■ **Dataset**
[Start of Attachment]

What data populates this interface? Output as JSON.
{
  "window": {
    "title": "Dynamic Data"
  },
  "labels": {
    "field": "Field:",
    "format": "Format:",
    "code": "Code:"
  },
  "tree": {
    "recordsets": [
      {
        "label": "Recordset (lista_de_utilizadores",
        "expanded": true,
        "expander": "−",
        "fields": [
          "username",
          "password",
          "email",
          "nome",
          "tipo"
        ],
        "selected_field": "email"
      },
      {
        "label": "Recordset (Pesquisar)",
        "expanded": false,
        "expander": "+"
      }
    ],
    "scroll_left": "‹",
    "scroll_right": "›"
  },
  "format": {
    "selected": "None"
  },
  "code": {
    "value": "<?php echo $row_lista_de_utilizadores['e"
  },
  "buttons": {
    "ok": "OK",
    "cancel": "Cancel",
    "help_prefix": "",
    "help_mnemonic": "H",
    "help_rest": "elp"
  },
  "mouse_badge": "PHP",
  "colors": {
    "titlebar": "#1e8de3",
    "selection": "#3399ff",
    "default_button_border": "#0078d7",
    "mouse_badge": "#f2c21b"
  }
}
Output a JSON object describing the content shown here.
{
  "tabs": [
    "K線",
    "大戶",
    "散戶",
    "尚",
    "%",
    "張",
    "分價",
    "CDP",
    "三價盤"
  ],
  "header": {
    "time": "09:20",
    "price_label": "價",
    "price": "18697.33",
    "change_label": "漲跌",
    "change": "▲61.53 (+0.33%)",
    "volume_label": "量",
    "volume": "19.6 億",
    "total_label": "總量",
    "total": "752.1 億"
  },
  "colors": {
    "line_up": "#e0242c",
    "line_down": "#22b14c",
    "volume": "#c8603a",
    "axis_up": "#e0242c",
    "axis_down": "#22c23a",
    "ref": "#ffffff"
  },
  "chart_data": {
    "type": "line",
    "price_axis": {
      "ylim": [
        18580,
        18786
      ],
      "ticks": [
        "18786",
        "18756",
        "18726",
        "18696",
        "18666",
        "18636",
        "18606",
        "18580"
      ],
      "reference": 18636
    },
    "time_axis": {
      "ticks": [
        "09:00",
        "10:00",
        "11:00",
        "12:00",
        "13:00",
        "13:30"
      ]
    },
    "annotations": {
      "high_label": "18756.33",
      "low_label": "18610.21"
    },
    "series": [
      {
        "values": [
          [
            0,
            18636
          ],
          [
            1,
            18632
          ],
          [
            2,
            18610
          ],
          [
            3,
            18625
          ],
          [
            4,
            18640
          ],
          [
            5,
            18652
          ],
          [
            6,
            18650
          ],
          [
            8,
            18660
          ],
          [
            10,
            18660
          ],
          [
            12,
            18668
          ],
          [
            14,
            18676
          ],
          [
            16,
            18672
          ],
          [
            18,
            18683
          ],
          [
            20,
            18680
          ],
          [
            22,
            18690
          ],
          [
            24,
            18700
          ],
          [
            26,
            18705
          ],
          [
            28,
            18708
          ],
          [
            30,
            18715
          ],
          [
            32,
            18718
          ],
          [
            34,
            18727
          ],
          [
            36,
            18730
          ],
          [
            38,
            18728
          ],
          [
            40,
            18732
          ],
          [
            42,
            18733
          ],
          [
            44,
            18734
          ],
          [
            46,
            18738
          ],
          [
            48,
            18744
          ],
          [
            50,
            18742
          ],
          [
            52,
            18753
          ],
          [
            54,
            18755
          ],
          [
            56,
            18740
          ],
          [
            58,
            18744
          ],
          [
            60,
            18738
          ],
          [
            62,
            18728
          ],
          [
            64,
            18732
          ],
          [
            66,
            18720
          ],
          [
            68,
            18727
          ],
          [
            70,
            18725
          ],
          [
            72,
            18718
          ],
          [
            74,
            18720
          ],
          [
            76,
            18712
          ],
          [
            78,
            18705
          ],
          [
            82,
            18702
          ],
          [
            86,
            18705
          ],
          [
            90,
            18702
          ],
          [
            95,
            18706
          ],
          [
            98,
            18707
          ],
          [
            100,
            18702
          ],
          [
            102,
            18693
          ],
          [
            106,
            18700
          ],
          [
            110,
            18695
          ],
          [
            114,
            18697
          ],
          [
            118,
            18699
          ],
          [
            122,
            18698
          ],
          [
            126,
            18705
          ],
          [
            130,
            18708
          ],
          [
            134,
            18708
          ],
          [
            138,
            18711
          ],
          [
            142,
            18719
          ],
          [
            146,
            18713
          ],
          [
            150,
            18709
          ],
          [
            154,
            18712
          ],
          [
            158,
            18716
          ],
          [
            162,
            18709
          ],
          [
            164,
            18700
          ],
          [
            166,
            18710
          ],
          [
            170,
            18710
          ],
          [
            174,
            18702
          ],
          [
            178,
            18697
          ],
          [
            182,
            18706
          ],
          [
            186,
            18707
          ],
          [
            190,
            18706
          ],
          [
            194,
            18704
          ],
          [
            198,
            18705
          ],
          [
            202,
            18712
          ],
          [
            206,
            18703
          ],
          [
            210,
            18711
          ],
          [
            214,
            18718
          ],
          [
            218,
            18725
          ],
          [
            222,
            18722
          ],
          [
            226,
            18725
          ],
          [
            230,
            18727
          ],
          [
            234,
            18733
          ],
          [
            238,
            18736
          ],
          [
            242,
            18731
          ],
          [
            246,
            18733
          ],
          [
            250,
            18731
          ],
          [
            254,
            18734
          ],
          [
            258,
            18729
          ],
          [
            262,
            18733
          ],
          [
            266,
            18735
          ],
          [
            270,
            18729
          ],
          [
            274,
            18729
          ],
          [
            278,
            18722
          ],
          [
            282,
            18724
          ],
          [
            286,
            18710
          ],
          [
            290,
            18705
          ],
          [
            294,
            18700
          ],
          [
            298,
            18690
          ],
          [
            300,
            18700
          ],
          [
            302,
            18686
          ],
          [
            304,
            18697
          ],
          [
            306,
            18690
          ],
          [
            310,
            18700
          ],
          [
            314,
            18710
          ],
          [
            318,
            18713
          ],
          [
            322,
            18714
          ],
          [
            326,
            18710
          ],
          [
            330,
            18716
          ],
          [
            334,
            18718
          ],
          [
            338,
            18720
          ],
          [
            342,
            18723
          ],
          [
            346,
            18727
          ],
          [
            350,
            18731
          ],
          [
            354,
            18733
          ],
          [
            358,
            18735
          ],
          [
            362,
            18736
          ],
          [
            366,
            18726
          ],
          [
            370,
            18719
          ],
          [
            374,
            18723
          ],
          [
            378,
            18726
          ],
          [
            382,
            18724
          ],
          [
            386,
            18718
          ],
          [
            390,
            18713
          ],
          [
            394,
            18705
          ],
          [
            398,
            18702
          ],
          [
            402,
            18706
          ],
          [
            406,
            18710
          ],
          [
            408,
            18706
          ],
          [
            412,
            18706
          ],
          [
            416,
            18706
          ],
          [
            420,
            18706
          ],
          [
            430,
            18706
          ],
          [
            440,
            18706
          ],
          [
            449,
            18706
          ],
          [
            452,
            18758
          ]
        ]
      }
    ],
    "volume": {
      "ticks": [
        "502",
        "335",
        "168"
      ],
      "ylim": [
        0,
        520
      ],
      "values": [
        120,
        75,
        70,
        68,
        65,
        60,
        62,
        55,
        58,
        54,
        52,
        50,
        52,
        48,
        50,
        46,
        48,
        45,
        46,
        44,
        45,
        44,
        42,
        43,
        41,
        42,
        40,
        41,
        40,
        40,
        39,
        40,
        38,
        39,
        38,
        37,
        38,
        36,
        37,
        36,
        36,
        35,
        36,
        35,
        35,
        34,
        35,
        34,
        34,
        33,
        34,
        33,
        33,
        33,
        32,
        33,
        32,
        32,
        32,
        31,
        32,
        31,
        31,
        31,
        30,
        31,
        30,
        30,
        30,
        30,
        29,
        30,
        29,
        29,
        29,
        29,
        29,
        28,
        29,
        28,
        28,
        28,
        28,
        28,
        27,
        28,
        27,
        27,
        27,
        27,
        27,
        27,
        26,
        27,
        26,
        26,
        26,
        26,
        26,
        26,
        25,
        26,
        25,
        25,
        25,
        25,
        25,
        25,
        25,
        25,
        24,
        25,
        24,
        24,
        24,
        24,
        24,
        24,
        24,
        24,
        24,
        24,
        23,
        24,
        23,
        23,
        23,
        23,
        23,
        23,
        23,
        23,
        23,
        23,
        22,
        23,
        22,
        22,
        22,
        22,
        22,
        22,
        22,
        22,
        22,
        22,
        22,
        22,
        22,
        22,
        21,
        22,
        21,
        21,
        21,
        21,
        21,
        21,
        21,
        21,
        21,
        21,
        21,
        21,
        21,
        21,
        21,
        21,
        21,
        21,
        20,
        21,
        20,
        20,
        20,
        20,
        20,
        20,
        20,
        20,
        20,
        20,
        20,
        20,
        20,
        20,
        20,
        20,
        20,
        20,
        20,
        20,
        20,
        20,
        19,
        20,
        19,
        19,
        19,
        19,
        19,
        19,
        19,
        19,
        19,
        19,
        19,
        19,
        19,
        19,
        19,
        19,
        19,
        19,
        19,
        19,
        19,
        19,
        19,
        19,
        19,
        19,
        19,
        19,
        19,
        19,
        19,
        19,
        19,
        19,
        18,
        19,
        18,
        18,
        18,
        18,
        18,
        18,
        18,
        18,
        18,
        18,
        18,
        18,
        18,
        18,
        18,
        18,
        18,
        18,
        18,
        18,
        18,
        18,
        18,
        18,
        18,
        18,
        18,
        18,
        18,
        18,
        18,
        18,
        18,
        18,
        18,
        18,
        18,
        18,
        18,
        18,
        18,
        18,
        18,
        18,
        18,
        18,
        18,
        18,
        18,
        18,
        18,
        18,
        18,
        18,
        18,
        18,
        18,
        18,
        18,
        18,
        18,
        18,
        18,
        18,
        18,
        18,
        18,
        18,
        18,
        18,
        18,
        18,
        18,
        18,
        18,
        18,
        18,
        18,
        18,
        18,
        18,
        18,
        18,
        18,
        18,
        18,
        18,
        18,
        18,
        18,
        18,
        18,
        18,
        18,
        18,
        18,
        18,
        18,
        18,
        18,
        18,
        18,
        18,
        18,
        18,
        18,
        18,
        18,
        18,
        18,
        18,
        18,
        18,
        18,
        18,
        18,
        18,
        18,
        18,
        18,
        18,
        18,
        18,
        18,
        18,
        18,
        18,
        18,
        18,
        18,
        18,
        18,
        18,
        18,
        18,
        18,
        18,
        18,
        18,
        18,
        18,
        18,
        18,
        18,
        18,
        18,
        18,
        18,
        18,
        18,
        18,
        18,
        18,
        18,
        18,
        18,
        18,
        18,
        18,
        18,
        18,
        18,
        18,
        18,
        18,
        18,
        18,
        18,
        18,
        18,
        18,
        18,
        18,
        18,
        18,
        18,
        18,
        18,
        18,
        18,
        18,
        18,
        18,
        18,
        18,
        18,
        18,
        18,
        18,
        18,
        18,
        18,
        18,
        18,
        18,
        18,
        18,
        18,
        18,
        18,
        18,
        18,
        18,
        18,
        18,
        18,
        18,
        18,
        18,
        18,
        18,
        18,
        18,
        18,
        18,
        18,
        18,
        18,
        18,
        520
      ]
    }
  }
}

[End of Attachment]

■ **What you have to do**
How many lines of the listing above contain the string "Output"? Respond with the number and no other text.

■ **Completed exercise**
2